Take time to warm up your muscles before you start jogging or exercising. Do a few minutes of easy walking followed by two or three light jogging warm-ups lasting 5-10 minutes each. Dynamic stretches are also effective.
2. Ease Into Exercise
It's easy to jump into a more intense, frequent, or lengthy fitness routine all at once. However, these sudden increases can lead to overuse injuries such as shin splints.[*] Increase your mileage or exercise intensity by no more than 10% each week. Keeping a fitness journal can help you track your progress.
Learn how to increase your physical activity without going overboard.
3. Incorporate Strength Training
Strong muscles allow you to run with good form, lowering the risk and pain of shin splints. A study revealed that doing easy calf and foot exercises can help.[*] Try calf raises and toe lifts while standing in place for one minute. Repeat a couple times a day. You can do this during your lunch break at work!

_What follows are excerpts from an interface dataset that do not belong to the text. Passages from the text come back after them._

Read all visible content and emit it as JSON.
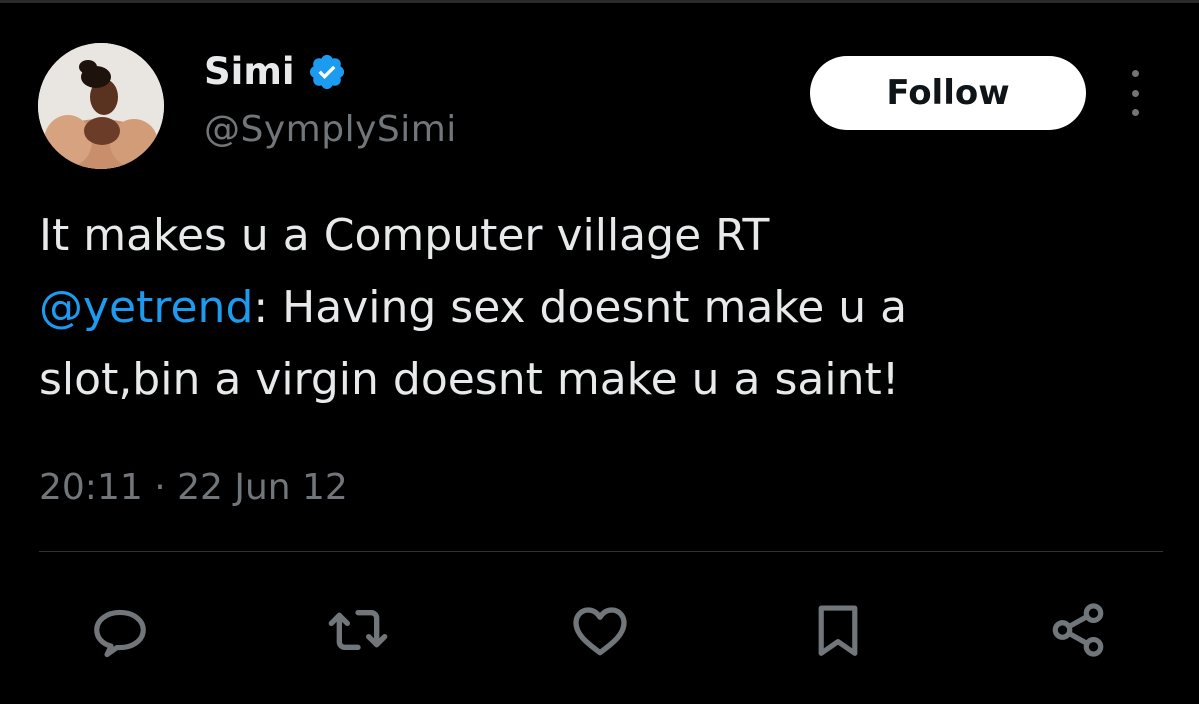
{
  "tweet": {
    "author": {
      "display_name": "Simi",
      "handle": "@SymplySimi",
      "verified": true
    },
    "follow_label": "Follow",
    "text_before_mention": "It makes u a Computer village RT\n",
    "mention": "@yetrend",
    "text_after_mention": ": Having sex doesnt make u a\nslot,bin a virgin doesnt make u a saint!",
    "timestamp": "20:11 · 22 Jun 12"
  },
  "actions": [
    "reply-icon",
    "retweet-icon",
    "like-icon",
    "bookmark-icon",
    "share-icon"
  ],
  "colors": {
    "background": "#000000",
    "text": "#e7e9ea",
    "secondary_text": "#71767b",
    "link": "#1d9bf0",
    "verified_badge": "#1d9bf0",
    "divider": "#2f3336",
    "follow_button_bg": "#ffffff",
    "follow_button_text": "#0f1419"
  }
}
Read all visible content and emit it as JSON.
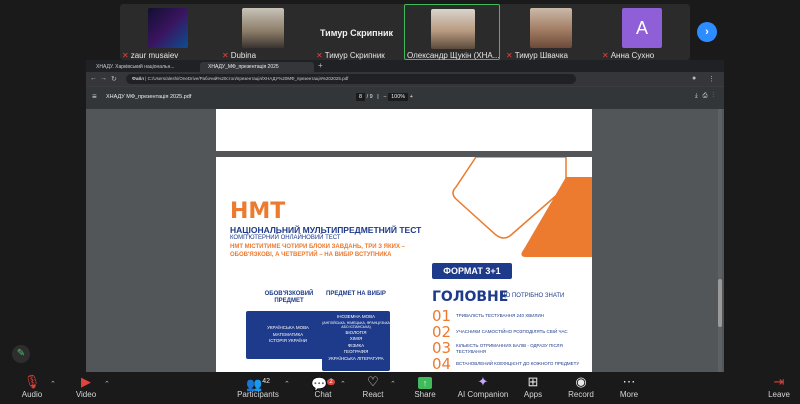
{
  "participants": [
    {
      "name": "zaur musaiev",
      "muted": true
    },
    {
      "name": "Dubina",
      "muted": true
    },
    {
      "name": "Тимур Скрипник",
      "muted": true
    },
    {
      "name": "Олександр Щукін (ХНА...",
      "muted": true
    },
    {
      "name": "Тимур Швачка",
      "muted": true
    },
    {
      "name": "Анна Сухно",
      "muted": true
    }
  ],
  "active_speaker": "Тимур Скрипник",
  "avatar_letter": "A",
  "browser": {
    "tab_active": "ХНАДУ_МФ_презентація 2025",
    "tab_other": "ХНАДУ. Харківський національн...",
    "address": "C:/Users/aleshi/OneDrive/Рабочий%20стол/презентація/ХНАДУ%20МФ_презентація%202025.pdf",
    "address_prefix": "Файл",
    "pdf_title": "ХНАДУ МФ_презентація 2025.pdf",
    "page_current": "8",
    "page_total": "9",
    "zoom": "100%"
  },
  "slide": {
    "title": "НМТ",
    "subtitle": "НАЦІОНАЛЬНИЙ МУЛЬТИПРЕДМЕТНИЙ ТЕСТ",
    "subtitle2": "КОМП'ЮТЕРНИЙ ОНЛАЙНОВИЙ ТЕСТ",
    "description": "НМТ МІСТИТИМЕ ЧОТИРИ БЛОКИ ЗАВДАНЬ, ТРИ З ЯКИХ – ОБОВ'ЯЗКОВІ, А ЧЕТВЕРТИЙ – НА ВИБІР ВСТУПНИКА",
    "format_badge": "ФОРМАТ 3+1",
    "headline": "ГОЛОВНЕ",
    "headline_tail": "ЩО ПОТРІБНО ЗНАТИ",
    "facts": [
      {
        "num": "01",
        "text": "ТРИВАЛІСТЬ ТЕСТУВАННЯ 240 ХВИЛИН"
      },
      {
        "num": "02",
        "text": "УЧАСНИКИ САМОСТІЙНО РОЗПОДІЛЯТЬ СВІЙ ЧАС"
      },
      {
        "num": "03",
        "text": "КІЛЬКІСТЬ ОТРИМАННИХ БАЛІВ - ОДРАЗУ ПІСЛЯ ТЕСТУВАННЯ"
      },
      {
        "num": "04",
        "text": "ВСТАНОВЛЕНИЙ КОЕФІЦІЄНТ ДО КОЖНОГО ПРЕДМЕТУ"
      }
    ],
    "mandatory_head": "ОБОВ'ЯЗКОВИЙ ПРЕДМЕТ",
    "mandatory": [
      "УКРАЇНСЬКА МОВА",
      "МАТЕМАТИКА",
      "ІСТОРІЯ УКРАЇНИ"
    ],
    "elective_head": "ПРЕДМЕТ НА ВИБІР",
    "elective": [
      "ІНОЗЕМНА МОВА",
      "(АНГЛІЙСЬКА, НІМЕЦЬКА, ФРАНЦУЗЬКА АБО ІСПАНСЬКА)",
      "БІОЛОГІЯ",
      "ХІМІЯ",
      "ФІЗИКА",
      "ГЕОГРАФІЯ",
      "УКРАЇНСЬКА ЛІТЕРАТУРА"
    ]
  },
  "toolbar": {
    "audio": "Audio",
    "video": "Video",
    "participants": "Participants",
    "participants_count": "42",
    "chat": "Chat",
    "chat_badge": "2",
    "react": "React",
    "share": "Share",
    "ai": "AI Companion",
    "apps": "Apps",
    "record": "Record",
    "more": "More",
    "leave": "Leave"
  },
  "colors": {
    "accent": "#2d8cff",
    "brand_orange": "#ec7a2f",
    "brand_navy": "#1e3a8a",
    "share_green": "#3fbb5c",
    "mute_red": "#e0433c"
  }
}
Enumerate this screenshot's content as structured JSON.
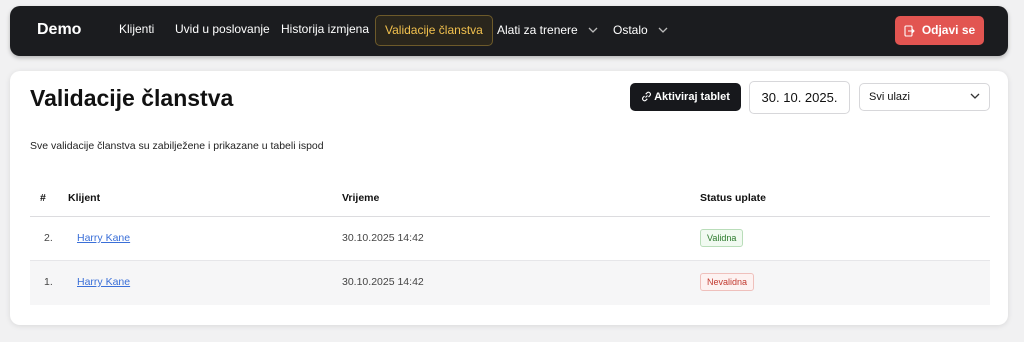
{
  "nav": {
    "brand": "Demo",
    "items": [
      {
        "label": "Klijenti"
      },
      {
        "label": "Uvid u poslovanje"
      },
      {
        "label": "Historija izmjena"
      },
      {
        "label": "Validacije članstva"
      },
      {
        "label": "Alati za trenere"
      },
      {
        "label": "Ostalo"
      }
    ],
    "logout_label": "Odjavi se"
  },
  "page": {
    "title": "Validacije članstva",
    "subtitle": "Sve validacije članstva su zabilježene i prikazane u tabeli ispod",
    "tablet_button": "Aktiviraj tablet",
    "date": "30. 10. 2025.",
    "entry_filter": "Svi ulazi"
  },
  "table": {
    "headers": {
      "num": "#",
      "client": "Klijent",
      "time": "Vrijeme",
      "status": "Status uplate"
    },
    "rows": [
      {
        "num": "2.",
        "client": "Harry Kane",
        "time": "30.10.2025 14:42",
        "status": "Validna"
      },
      {
        "num": "1.",
        "client": "Harry Kane",
        "time": "30.10.2025 14:42",
        "status": "Nevalidna"
      }
    ]
  },
  "colors": {
    "navbar": "#1b1c1f",
    "active_accent": "#f2c14e",
    "logout": "#e25551",
    "link": "#3a6fd8",
    "valid": "#2c7a2c",
    "invalid": "#c2392f"
  },
  "icons": [
    "chevron-down-icon",
    "logout-icon",
    "link-icon"
  ]
}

4. Take Time Off
Resting is critical for shin splints prevention and treatment.[*] If you're feeling pain or tightness in your shins, take a day off from running and do some low-impact exercises until the pain resolves. If you run through the pain, it could lead to a stress fracture.
5. Work Out on Softer Surfaces

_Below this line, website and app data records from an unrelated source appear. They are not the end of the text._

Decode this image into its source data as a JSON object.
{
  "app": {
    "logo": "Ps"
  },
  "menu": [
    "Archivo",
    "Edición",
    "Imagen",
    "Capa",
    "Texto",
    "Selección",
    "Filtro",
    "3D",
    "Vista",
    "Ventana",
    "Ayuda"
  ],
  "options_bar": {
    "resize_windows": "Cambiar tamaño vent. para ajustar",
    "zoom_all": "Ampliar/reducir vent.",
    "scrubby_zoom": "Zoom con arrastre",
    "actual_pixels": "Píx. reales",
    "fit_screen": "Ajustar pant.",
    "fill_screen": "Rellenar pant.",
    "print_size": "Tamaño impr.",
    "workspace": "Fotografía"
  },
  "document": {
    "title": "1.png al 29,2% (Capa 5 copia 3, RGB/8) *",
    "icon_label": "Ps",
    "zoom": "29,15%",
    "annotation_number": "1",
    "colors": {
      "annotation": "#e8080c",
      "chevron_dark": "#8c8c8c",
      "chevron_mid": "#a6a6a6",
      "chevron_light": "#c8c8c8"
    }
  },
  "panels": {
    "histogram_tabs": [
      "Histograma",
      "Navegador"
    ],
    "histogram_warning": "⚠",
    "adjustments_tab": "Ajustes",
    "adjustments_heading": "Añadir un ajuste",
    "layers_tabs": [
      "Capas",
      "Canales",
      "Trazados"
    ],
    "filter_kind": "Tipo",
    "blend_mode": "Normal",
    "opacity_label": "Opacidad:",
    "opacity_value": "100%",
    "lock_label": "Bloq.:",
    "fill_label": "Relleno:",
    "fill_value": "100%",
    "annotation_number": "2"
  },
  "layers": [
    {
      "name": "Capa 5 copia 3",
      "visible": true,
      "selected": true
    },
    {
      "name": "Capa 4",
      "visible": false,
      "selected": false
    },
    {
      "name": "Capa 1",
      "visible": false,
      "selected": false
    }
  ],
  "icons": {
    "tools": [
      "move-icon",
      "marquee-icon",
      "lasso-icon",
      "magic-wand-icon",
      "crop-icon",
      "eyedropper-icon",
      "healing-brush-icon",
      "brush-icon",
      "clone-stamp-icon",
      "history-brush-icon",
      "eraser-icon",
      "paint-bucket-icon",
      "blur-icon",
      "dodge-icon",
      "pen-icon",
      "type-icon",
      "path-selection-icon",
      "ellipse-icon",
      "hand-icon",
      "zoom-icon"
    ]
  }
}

Working out on soft surfaces like grass or dirt paths reduces the impact of hard surfaces like pavement. Look for a soft running track or an indoor track with greater cushioning.

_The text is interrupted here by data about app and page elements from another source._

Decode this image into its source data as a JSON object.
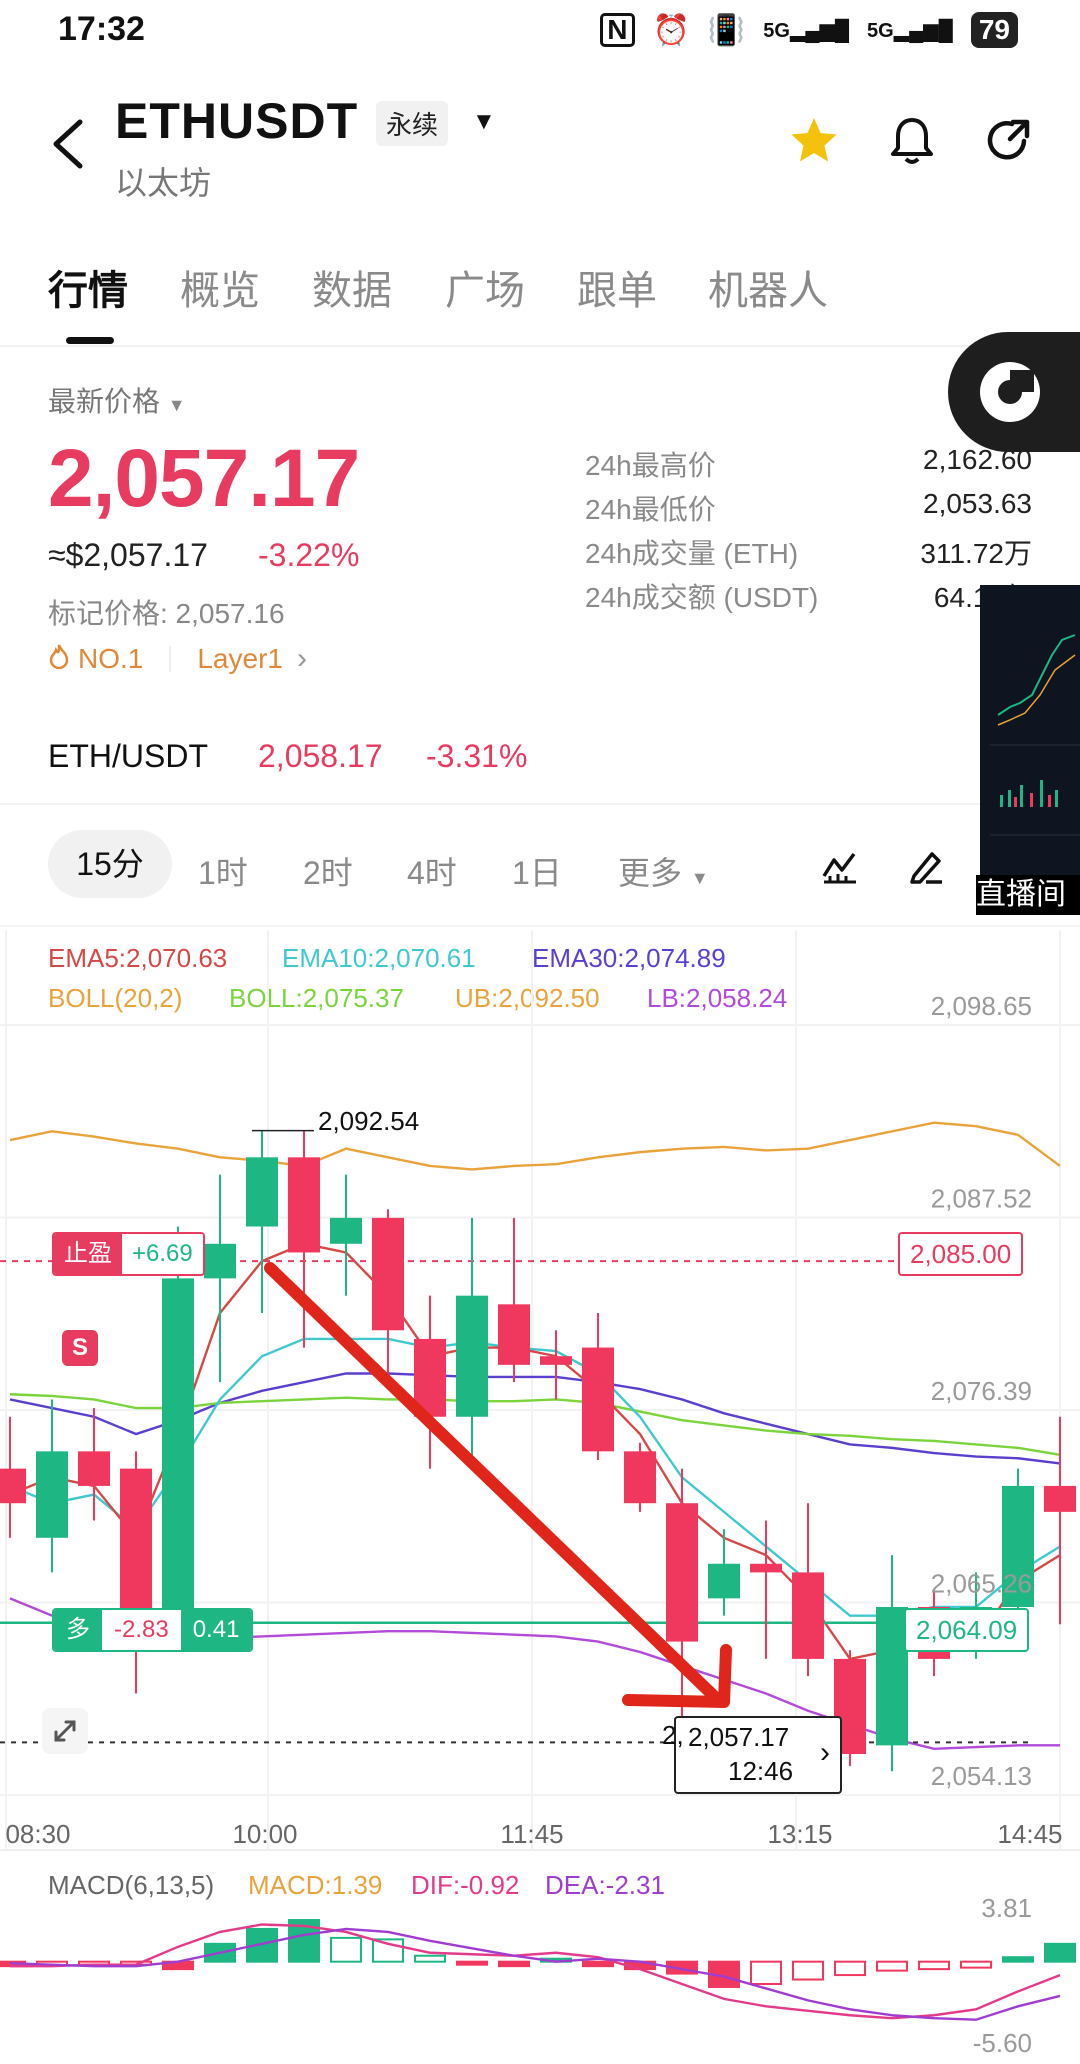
{
  "status": {
    "time": "17:32",
    "battery": "79",
    "signal1": "5G",
    "signal2": "5G"
  },
  "header": {
    "symbol": "ETHUSDT",
    "contract_type": "永续",
    "subtitle": "以太坊"
  },
  "tabs": [
    "行情",
    "概览",
    "数据",
    "广场",
    "跟单",
    "机器人"
  ],
  "ticker": {
    "latest_label": "最新价格",
    "price": "2,057.17",
    "usd_price": "≈$2,057.17",
    "change": "-3.22%",
    "mark_price": "标记价格: 2,057.16",
    "rank_tag": "NO.1",
    "category_tag": "Layer1",
    "stats": [
      {
        "label": "24h最高价",
        "value": "2,162.60"
      },
      {
        "label": "24h最低价",
        "value": "2,053.63"
      },
      {
        "label": "24h成交量 (ETH)",
        "value": "311.72万"
      },
      {
        "label": "24h成交额 (USDT)",
        "value": "64.13亿"
      }
    ],
    "spot_pair": "ETH/USDT",
    "spot_price": "2,058.17",
    "spot_change": "-3.31%"
  },
  "timeframes": {
    "active": "15分",
    "others": [
      "1时",
      "2时",
      "4时",
      "1日"
    ],
    "more": "更多"
  },
  "live_label": "直播间",
  "chart_legend": {
    "ema5": "EMA5:2,070.63",
    "ema10": "EMA10:2,070.61",
    "ema30": "EMA30:2,074.89",
    "boll_params": "BOLL(20,2)",
    "boll": "BOLL:2,075.37",
    "ub": "UB:2,092.50",
    "lb": "LB:2,058.24"
  },
  "chart_labels": {
    "high_marker": "2,092.54",
    "take_profit": "止盈",
    "take_profit_pnl": "+6.69",
    "take_profit_price": "2,085.00",
    "position_side": "多",
    "position_pnl": "-2.83",
    "position_qty": "0.41",
    "position_price": "2,064.09",
    "sell_marker": "S",
    "crosshair_price": "2,057.17",
    "crosshair_time": "12:46",
    "crosshair_partial": "2,",
    "macd_params": "MACD(6,13,5)",
    "macd": "MACD:1.39",
    "dif": "DIF:-0.92",
    "dea": "DEA:-2.31"
  },
  "colors": {
    "up": "#1eb784",
    "down": "#f0385e",
    "accent_red": "#e73b5f",
    "ema5": "#d64848",
    "ema10": "#3fc9cf",
    "ema30": "#5b3fcf",
    "boll_mid": "#7cd43d",
    "boll_ub": "#e9a33b",
    "boll_lb": "#b24bd9",
    "star": "#f4c20d"
  },
  "chart_data": {
    "type": "candlestick",
    "x_tick_labels": [
      "08:30",
      "10:00",
      "11:45",
      "13:15",
      "14:45"
    ],
    "y_tick_labels": [
      "2,098.65",
      "2,087.52",
      "2,076.39",
      "2,065.26",
      "2,054.13"
    ],
    "ylim": [
      2054.13,
      2098.65
    ],
    "candles": [
      {
        "o": 2073.0,
        "c": 2071.0,
        "h": 2076.0,
        "l": 2069.0
      },
      {
        "o": 2069.0,
        "c": 2074.0,
        "h": 2077.0,
        "l": 2067.0
      },
      {
        "o": 2074.0,
        "c": 2072.0,
        "h": 2076.5,
        "l": 2070.0
      },
      {
        "o": 2073.0,
        "c": 2063.0,
        "h": 2074.0,
        "l": 2060.0
      },
      {
        "o": 2063.0,
        "c": 2084.0,
        "h": 2087.0,
        "l": 2063.0
      },
      {
        "o": 2084.0,
        "c": 2086.0,
        "h": 2090.0,
        "l": 2078.0
      },
      {
        "o": 2087.0,
        "c": 2091.0,
        "h": 2092.5,
        "l": 2082.0
      },
      {
        "o": 2091.0,
        "c": 2085.5,
        "h": 2092.54,
        "l": 2080.0
      },
      {
        "o": 2086.0,
        "c": 2087.5,
        "h": 2090.0,
        "l": 2083.0
      },
      {
        "o": 2087.5,
        "c": 2081.0,
        "h": 2088.0,
        "l": 2078.0
      },
      {
        "o": 2080.5,
        "c": 2076.0,
        "h": 2083.0,
        "l": 2073.0
      },
      {
        "o": 2076.0,
        "c": 2083.0,
        "h": 2087.5,
        "l": 2073.0
      },
      {
        "o": 2082.5,
        "c": 2079.0,
        "h": 2087.5,
        "l": 2078.0
      },
      {
        "o": 2079.5,
        "c": 2079.0,
        "h": 2081.0,
        "l": 2077.0
      },
      {
        "o": 2080.0,
        "c": 2074.0,
        "h": 2082.0,
        "l": 2073.5
      },
      {
        "o": 2074.0,
        "c": 2071.0,
        "h": 2074.5,
        "l": 2070.5
      },
      {
        "o": 2071.0,
        "c": 2063.0,
        "h": 2073.0,
        "l": 2058.0
      },
      {
        "o": 2065.5,
        "c": 2067.5,
        "h": 2069.5,
        "l": 2064.5
      },
      {
        "o": 2067.5,
        "c": 2067.0,
        "h": 2070.0,
        "l": 2062.0
      },
      {
        "o": 2067.0,
        "c": 2062.0,
        "h": 2071.0,
        "l": 2061.0
      },
      {
        "o": 2062.0,
        "c": 2056.5,
        "h": 2062.5,
        "l": 2055.8
      },
      {
        "o": 2057.0,
        "c": 2065.0,
        "h": 2068.0,
        "l": 2055.5
      },
      {
        "o": 2065.0,
        "c": 2062.0,
        "h": 2066.0,
        "l": 2061.0
      },
      {
        "o": 2063.0,
        "c": 2065.0,
        "h": 2067.0,
        "l": 2062.0
      },
      {
        "o": 2065.0,
        "c": 2072.0,
        "h": 2073.0,
        "l": 2064.0
      },
      {
        "o": 2072.0,
        "c": 2070.5,
        "h": 2076.0,
        "l": 2064.0
      }
    ],
    "overlays": {
      "boll_ub": [
        2092.0,
        2092.5,
        2092.2,
        2091.8,
        2091.5,
        2091.0,
        2090.8,
        2090.5,
        2091.5,
        2091.0,
        2090.5,
        2090.3,
        2090.5,
        2090.6,
        2091.0,
        2091.3,
        2091.5,
        2091.6,
        2091.4,
        2091.5,
        2092.0,
        2092.5,
        2093.0,
        2092.8,
        2092.3,
        2090.5
      ],
      "ema30": [
        2077.0,
        2076.5,
        2076.0,
        2075.0,
        2075.8,
        2076.8,
        2077.5,
        2078.0,
        2078.5,
        2078.5,
        2078.4,
        2078.3,
        2078.3,
        2078.3,
        2078.0,
        2077.6,
        2077.0,
        2076.2,
        2075.6,
        2075.0,
        2074.4,
        2074.2,
        2073.9,
        2073.7,
        2073.6,
        2073.3
      ],
      "boll_mid": [
        2077.3,
        2077.2,
        2077.0,
        2076.5,
        2076.5,
        2076.8,
        2076.9,
        2077.0,
        2077.1,
        2077.0,
        2077.0,
        2076.9,
        2076.9,
        2077.0,
        2076.8,
        2076.3,
        2075.8,
        2075.5,
        2075.2,
        2075.0,
        2074.9,
        2074.7,
        2074.6,
        2074.4,
        2074.2,
        2073.8
      ],
      "ema10": [
        2072.0,
        2071.0,
        2071.5,
        2069.5,
        2073.0,
        2077.0,
        2079.5,
        2080.5,
        2080.5,
        2080.5,
        2080.0,
        2080.3,
        2080.0,
        2079.8,
        2078.5,
        2076.0,
        2072.5,
        2070.5,
        2068.5,
        2066.5,
        2064.5,
        2064.5,
        2065.0,
        2065.0,
        2067.0,
        2068.5
      ],
      "ema5": [
        2071.5,
        2072.5,
        2072.0,
        2069.0,
        2075.0,
        2082.0,
        2085.0,
        2086.0,
        2085.5,
        2083.0,
        2079.5,
        2080.0,
        2080.0,
        2079.5,
        2077.5,
        2075.0,
        2071.0,
        2069.0,
        2068.0,
        2065.5,
        2062.0,
        2062.5,
        2062.5,
        2063.0,
        2066.5,
        2068.0
      ],
      "boll_lb": [
        2065.5,
        2064.5,
        2064.0,
        2063.5,
        2063.3,
        2063.2,
        2063.3,
        2063.4,
        2063.5,
        2063.6,
        2063.6,
        2063.5,
        2063.4,
        2063.3,
        2063.0,
        2062.4,
        2061.6,
        2060.8,
        2060.0,
        2059.0,
        2058.2,
        2057.4,
        2056.8,
        2056.9,
        2057.0,
        2057.0
      ]
    },
    "price_lines": {
      "take_profit": 2085.0,
      "position": 2064.09,
      "last": 2057.17
    },
    "macd": {
      "ylim": [
        -5.6,
        3.81
      ],
      "y_tick_labels": [
        "3.81",
        "-5.60"
      ],
      "hist": [
        -0.3,
        -0.25,
        -0.2,
        -0.15,
        -0.5,
        1.2,
        2.2,
        2.8,
        1.6,
        1.5,
        0.4,
        -0.2,
        -0.3,
        0.2,
        -0.3,
        -0.5,
        -0.8,
        -1.7,
        -1.5,
        -1.2,
        -0.9,
        -0.6,
        -0.5,
        -0.4,
        0.3,
        1.2
      ],
      "dif": [
        -0.3,
        -0.3,
        -0.2,
        -0.2,
        1.0,
        2.0,
        2.5,
        2.4,
        2.0,
        1.2,
        0.6,
        0.5,
        0.4,
        0.6,
        0.3,
        -0.5,
        -1.5,
        -2.5,
        -3.0,
        -3.3,
        -3.6,
        -3.8,
        -3.6,
        -3.2,
        -2.0,
        -0.9
      ],
      "dea": [
        -0.1,
        -0.2,
        -0.3,
        -0.3,
        0.0,
        0.6,
        1.2,
        1.8,
        2.2,
        2.0,
        1.4,
        0.9,
        0.4,
        0.0,
        0.2,
        0.0,
        -0.5,
        -1.0,
        -1.8,
        -2.6,
        -3.2,
        -3.6,
        -3.8,
        -3.9,
        -3.0,
        -2.3
      ]
    }
  }
}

*Best Overall Running Shoe: Asics Gel Cumulus 22
6. Buy Supportive Athletic Shoes
One of the best ways to avoid shin splints is to wear proper, supportive shoes for running. They should have a firm, well-cushioned sole and a flexible toe box. They should also have good shock-absorbing insoles. Be sure to replace your running shoes every 500 miles.[*]
Do you have a supportive running shoe with good arch supports?
Best Running Shoes of 2022 [*]:
Best Overall Running Shoe: Asics Gel Cumulus 22
Best Running Shoe for Beginners: Brooks Women's Ghost 12
Best for Concrete and Road: Adidas Ultraboost 20
Best for Trails: Merrell MTL Skyfire Sneaker
7. Maintain a Healthy Body Weight
Increased body mass index (BMI) is one of the main risk factors for shin splints.[*] Maintaining a healthy weight is critical for avoiding shin splints and other injuries. Excess body weight puts extra stress on your feet, ankles, and shins, which can lead to pain and injuries. Losing just a few pounds can help relieve foot strain and lower your risk of injury.
Shin Splints Treatment and Exercises
The best therapy for shin splints is prevention, so following the techniques outlined above can help you avoid this condition. If you're experiencing shin splints, taking a break from running or repeated stress and icing your legs may help. Stretching after your run and correcting biomechanics can also aid in the recovery of shin splints.[*] A fitness journal will help you track your progress.
Fitness Tracker Journal
Writing in a fitness tracker will help you keep track of your progress and avoid overtraining, which can lead higher risk of shin splints or other issues. Journaling about your fitness goals provides a sense of accomplishment and fulfillment.
Try our fitness tracker! This inspiring exercise journal will help you maintain a healthy life while being more active. You'll get a meal planner, 30-Day Challenge pages, journal pages, vision board, goal setting, and much more!
Medical Disclaimer: The information on this site, including text, graphics, images, and other material, is provided solely for informational purposes and is not intended to be a substitute for professional medical advice, diagnosis, or treatment. Always seek the advice of your physician or other healthcare professional with any questions or concerns you may have regarding your specific condition.